→ **Work order**: Reproduce each line of the entries that carries "Geometry".

____

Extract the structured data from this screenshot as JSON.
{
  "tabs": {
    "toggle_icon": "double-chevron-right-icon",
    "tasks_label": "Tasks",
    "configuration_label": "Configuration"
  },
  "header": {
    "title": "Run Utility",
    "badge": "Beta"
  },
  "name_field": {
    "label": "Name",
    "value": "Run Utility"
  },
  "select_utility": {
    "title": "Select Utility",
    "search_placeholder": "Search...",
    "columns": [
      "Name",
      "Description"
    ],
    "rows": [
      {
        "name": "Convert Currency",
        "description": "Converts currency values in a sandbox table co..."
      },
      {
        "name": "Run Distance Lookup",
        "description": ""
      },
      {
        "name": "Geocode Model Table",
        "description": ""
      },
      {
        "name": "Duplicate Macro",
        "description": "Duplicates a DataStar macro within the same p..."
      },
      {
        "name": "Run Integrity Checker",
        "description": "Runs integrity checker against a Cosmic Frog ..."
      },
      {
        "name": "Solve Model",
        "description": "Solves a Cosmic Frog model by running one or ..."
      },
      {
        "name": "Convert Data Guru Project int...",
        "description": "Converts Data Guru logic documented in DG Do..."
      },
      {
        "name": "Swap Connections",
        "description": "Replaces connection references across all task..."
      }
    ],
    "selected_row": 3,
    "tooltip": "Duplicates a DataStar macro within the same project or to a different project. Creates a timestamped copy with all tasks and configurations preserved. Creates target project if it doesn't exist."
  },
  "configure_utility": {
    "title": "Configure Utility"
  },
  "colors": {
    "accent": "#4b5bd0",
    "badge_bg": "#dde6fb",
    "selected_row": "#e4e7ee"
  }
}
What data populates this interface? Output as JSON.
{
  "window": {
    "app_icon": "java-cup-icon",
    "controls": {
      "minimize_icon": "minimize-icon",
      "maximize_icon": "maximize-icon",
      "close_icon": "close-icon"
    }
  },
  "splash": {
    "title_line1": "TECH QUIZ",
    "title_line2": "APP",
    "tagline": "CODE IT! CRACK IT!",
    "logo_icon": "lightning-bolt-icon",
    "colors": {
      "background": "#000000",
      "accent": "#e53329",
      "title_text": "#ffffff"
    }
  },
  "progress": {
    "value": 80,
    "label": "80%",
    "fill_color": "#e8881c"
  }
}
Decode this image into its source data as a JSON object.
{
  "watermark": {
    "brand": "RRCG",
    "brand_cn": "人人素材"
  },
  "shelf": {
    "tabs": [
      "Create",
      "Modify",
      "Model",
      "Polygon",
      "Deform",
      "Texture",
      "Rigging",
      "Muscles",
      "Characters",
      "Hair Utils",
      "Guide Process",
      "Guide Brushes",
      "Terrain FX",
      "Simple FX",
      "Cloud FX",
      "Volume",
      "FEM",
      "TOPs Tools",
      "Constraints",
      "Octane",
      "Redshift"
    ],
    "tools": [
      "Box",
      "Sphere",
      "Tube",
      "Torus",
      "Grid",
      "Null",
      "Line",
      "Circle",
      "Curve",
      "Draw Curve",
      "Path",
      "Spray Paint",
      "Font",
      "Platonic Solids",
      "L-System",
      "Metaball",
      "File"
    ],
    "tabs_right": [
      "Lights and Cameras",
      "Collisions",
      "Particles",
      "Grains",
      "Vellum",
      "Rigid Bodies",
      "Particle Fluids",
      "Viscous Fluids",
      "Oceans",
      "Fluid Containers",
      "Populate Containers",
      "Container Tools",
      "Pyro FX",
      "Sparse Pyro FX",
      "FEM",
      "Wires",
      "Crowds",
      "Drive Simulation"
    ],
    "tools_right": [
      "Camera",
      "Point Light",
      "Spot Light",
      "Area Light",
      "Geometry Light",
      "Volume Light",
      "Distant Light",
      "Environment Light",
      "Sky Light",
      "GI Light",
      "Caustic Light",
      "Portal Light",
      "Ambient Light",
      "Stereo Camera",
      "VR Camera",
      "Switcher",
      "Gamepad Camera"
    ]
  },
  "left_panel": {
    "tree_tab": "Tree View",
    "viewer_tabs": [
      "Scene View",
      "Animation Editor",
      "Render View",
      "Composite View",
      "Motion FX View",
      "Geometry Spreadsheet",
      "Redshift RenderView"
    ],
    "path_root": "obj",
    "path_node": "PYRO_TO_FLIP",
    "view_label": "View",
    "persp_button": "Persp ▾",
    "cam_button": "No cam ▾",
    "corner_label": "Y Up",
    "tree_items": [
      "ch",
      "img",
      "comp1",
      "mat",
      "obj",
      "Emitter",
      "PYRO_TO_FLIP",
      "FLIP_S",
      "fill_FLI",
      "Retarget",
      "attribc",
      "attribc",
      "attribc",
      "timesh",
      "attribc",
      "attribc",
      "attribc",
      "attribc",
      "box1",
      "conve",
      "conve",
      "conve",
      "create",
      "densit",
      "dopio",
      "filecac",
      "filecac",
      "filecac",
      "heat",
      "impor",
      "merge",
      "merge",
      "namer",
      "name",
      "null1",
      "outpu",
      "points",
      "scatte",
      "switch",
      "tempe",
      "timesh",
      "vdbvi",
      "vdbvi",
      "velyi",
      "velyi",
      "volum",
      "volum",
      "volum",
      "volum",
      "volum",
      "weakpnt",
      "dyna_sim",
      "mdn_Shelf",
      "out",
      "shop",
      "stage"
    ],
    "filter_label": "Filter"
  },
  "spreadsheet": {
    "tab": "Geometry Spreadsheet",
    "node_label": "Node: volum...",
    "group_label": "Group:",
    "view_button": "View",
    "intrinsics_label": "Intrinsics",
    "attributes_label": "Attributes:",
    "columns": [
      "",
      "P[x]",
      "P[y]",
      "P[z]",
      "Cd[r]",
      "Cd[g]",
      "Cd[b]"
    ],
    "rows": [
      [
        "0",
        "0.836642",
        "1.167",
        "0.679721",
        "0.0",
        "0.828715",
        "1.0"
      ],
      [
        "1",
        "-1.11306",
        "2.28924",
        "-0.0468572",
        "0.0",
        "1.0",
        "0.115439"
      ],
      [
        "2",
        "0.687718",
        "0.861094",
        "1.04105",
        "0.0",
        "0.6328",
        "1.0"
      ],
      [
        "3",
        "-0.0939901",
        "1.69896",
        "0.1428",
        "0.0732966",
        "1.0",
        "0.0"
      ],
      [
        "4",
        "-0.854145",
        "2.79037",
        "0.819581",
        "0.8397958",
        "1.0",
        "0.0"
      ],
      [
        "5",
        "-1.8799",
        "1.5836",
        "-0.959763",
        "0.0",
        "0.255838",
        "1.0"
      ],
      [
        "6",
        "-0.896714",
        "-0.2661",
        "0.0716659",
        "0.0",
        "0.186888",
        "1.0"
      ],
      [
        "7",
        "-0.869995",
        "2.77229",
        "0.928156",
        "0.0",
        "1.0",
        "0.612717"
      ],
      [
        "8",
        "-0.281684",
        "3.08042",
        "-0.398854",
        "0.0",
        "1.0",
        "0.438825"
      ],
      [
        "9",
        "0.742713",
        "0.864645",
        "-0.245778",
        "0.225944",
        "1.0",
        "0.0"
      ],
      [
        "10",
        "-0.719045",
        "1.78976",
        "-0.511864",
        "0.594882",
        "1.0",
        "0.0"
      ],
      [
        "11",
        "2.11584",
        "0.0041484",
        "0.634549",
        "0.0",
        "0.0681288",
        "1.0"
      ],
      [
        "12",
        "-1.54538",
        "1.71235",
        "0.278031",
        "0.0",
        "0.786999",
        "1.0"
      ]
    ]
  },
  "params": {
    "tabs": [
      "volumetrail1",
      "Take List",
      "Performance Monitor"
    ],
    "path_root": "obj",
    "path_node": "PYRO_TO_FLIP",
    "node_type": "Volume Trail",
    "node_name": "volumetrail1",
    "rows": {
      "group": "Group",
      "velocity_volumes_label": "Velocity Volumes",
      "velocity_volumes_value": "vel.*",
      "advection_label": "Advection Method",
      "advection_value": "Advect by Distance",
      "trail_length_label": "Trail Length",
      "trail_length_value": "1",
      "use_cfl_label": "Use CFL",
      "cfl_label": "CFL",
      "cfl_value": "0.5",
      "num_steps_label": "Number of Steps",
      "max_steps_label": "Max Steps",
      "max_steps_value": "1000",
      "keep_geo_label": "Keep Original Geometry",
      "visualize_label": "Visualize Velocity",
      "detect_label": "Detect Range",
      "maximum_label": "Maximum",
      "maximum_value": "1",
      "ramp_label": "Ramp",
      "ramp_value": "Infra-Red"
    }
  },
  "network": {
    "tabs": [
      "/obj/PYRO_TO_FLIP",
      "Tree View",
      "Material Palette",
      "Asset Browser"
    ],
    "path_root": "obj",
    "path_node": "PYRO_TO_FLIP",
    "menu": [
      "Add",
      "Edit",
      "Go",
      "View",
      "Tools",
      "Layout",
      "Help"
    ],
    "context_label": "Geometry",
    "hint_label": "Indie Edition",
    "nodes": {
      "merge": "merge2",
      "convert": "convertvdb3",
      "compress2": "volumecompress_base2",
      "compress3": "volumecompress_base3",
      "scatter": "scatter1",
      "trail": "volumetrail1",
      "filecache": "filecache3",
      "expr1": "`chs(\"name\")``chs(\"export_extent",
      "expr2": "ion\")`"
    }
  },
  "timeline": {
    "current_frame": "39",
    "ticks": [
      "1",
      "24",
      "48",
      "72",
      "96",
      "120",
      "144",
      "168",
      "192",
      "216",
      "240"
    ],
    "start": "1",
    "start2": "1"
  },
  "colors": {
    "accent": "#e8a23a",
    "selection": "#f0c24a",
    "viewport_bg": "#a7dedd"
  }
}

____

→ **Output of the exercise**:
      "Geometry Light",
      "Geometry Spreadsheet",
    "tab": "Geometry Spreadsheet",
      "keep_geo_label": "Keep Original Geometry",
    "context_label": "Geometry",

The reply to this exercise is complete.